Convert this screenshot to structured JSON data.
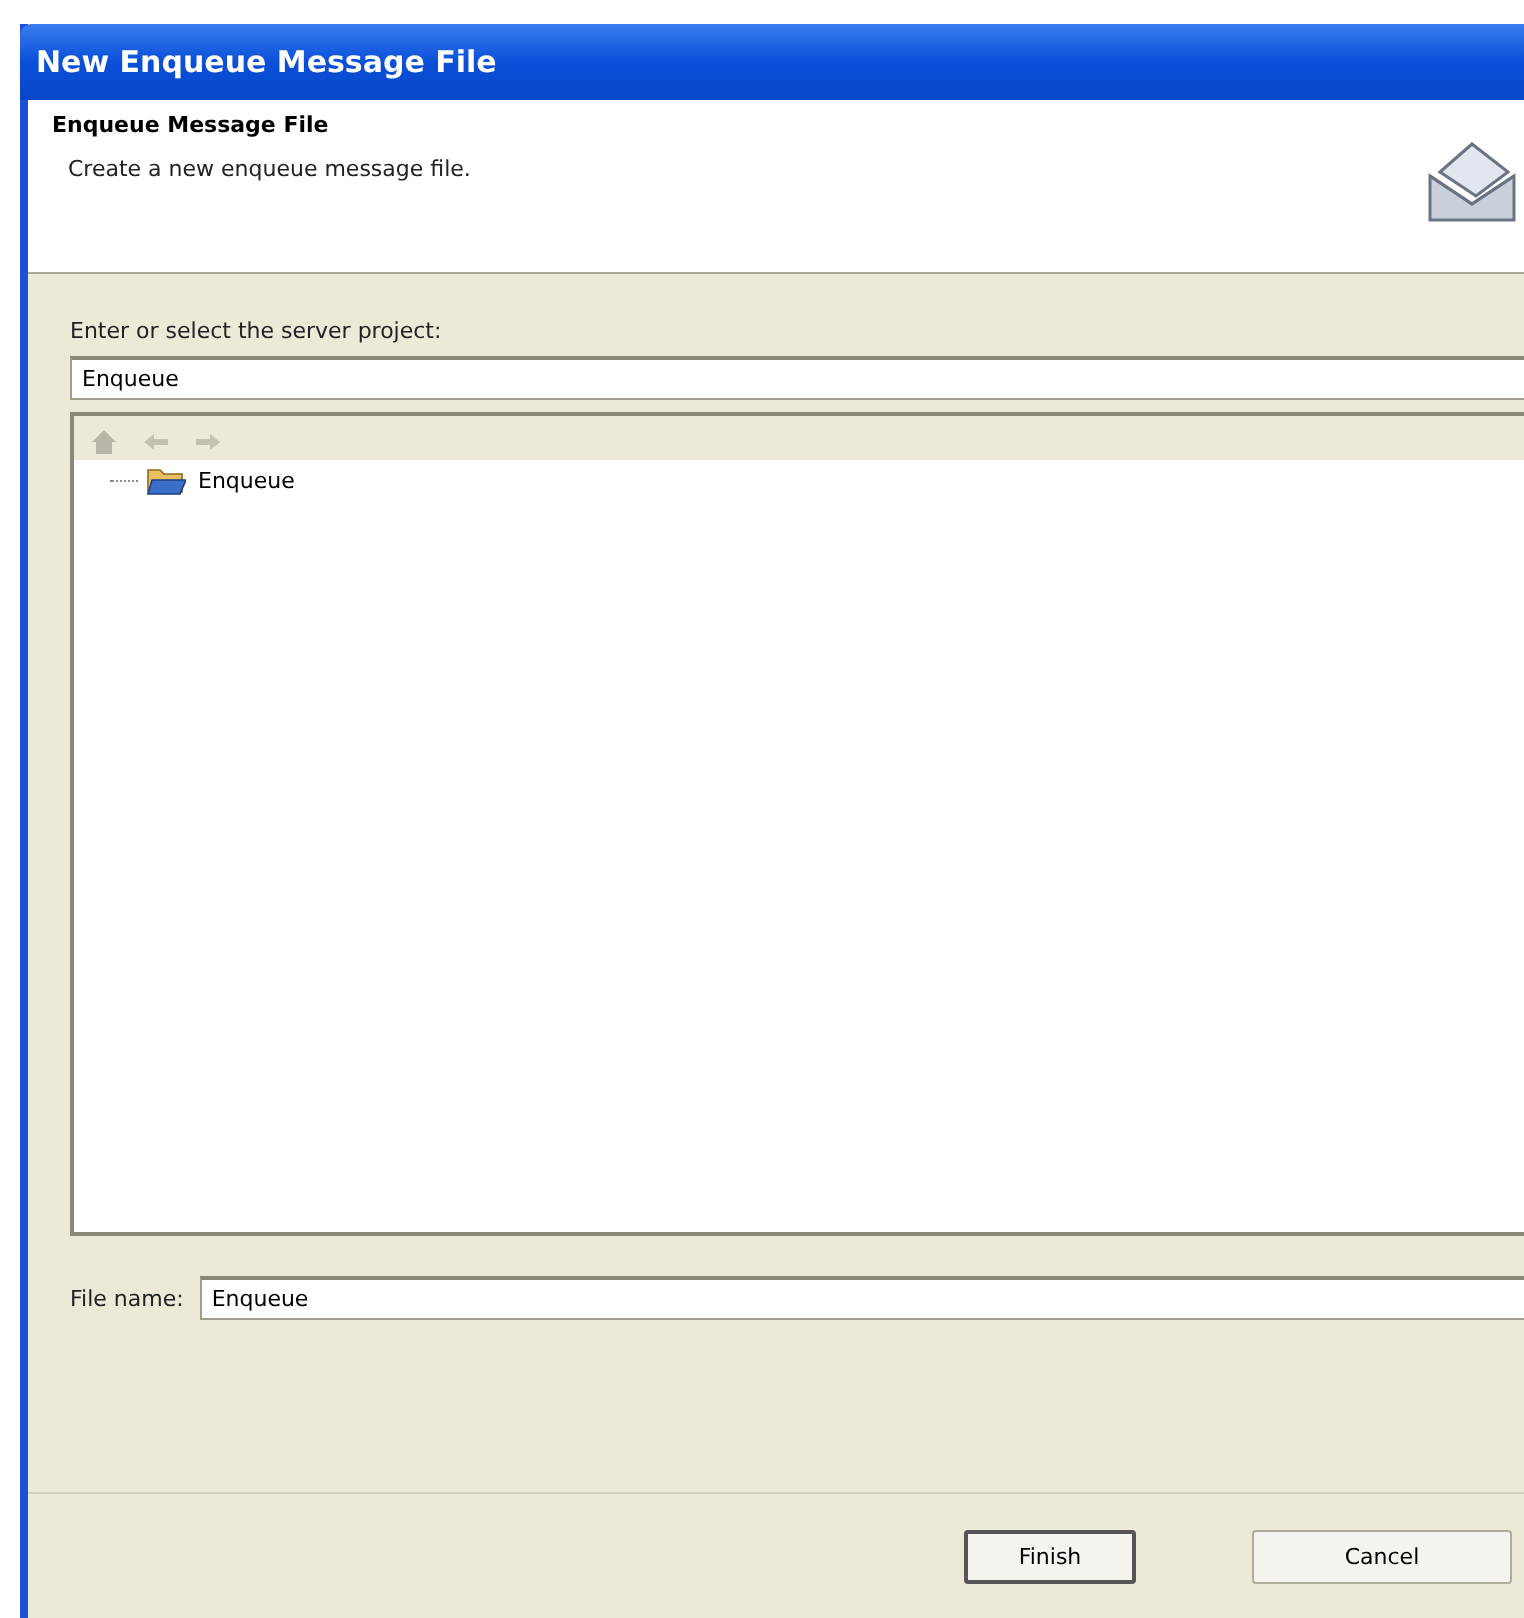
{
  "window": {
    "title": "New Enqueue Message File"
  },
  "header": {
    "title": "Enqueue Message File",
    "description": "Create a new enqueue message file."
  },
  "project": {
    "label": "Enter or select the server project:",
    "value": "Enqueue"
  },
  "tree": {
    "items": [
      {
        "label": "Enqueue",
        "selected": false
      }
    ]
  },
  "file_name": {
    "label": "File name:",
    "value": "Enqueue"
  },
  "buttons": [
    {
      "label": "Finish",
      "kind": "default"
    },
    {
      "label": "Cancel",
      "kind": "normal"
    }
  ]
}
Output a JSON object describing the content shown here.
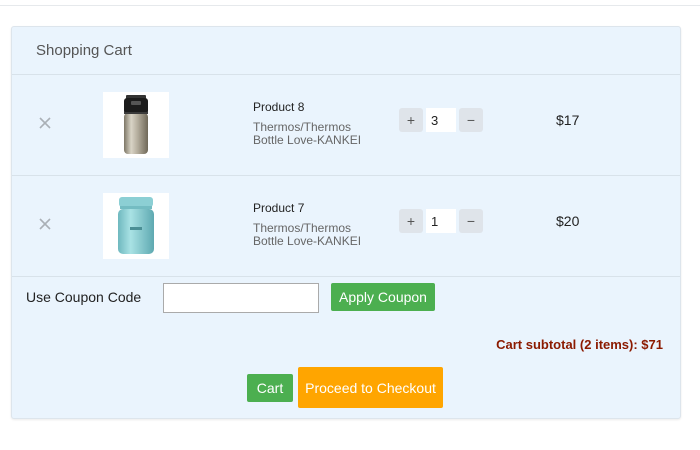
{
  "cart": {
    "title": "Shopping Cart",
    "items": [
      {
        "name": "Product 8",
        "description": "Thermos/Thermos Bottle Love-KANKEI",
        "quantity": "3",
        "price": "$17",
        "image_icon": "stainless-thermos-bottle-icon"
      },
      {
        "name": "Product 7",
        "description": "Thermos/Thermos Bottle Love-KANKEI",
        "quantity": "1",
        "price": "$20",
        "image_icon": "mint-thermos-jar-icon"
      }
    ],
    "qty_plus_label": "+",
    "qty_minus_label": "−",
    "remove_icon": "close-icon"
  },
  "coupon": {
    "label": "Use Coupon Code",
    "value": "",
    "placeholder": "",
    "apply_label": "Apply Coupon"
  },
  "summary": {
    "subtotal_text": "Cart subtotal (2 items): $71"
  },
  "actions": {
    "cart_label": "Cart",
    "checkout_label": "Proceed to Checkout"
  },
  "colors": {
    "panel_bg": "#eaf4fd",
    "green_button": "#4caf50",
    "orange_button": "#ffa500",
    "subtotal_text": "#8b1a00"
  }
}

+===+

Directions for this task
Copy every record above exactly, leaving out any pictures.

Worked solution
Convert this screenshot to structured JSON data.
{
  "window": {
    "title": "New Enqueue Message File"
  },
  "header": {
    "title": "Enqueue Message File",
    "description": "Create a new enqueue message file."
  },
  "project": {
    "label": "Enter or select the server project:",
    "value": "Enqueue"
  },
  "tree": {
    "items": [
      {
        "label": "Enqueue",
        "selected": false
      }
    ]
  },
  "file_name": {
    "label": "File name:",
    "value": "Enqueue"
  },
  "buttons": [
    {
      "label": "Finish",
      "kind": "default"
    },
    {
      "label": "Cancel",
      "kind": "normal"
    }
  ]
}
Output a JSON object describing the content shown here.
{
  "cart": {
    "title": "Shopping Cart",
    "items": [
      {
        "name": "Product 8",
        "description": "Thermos/Thermos Bottle Love-KANKEI",
        "quantity": "3",
        "price": "$17",
        "image_icon": "stainless-thermos-bottle-icon"
      },
      {
        "name": "Product 7",
        "description": "Thermos/Thermos Bottle Love-KANKEI",
        "quantity": "1",
        "price": "$20",
        "image_icon": "mint-thermos-jar-icon"
      }
    ],
    "qty_plus_label": "+",
    "qty_minus_label": "−",
    "remove_icon": "close-icon"
  },
  "coupon": {
    "label": "Use Coupon Code",
    "value": "",
    "placeholder": "",
    "apply_label": "Apply Coupon"
  },
  "summary": {
    "subtotal_text": "Cart subtotal (2 items): $71"
  },
  "actions": {
    "cart_label": "Cart",
    "checkout_label": "Proceed to Checkout"
  },
  "colors": {
    "panel_bg": "#eaf4fd",
    "green_button": "#4caf50",
    "orange_button": "#ffa500",
    "subtotal_text": "#8b1a00"
  }
}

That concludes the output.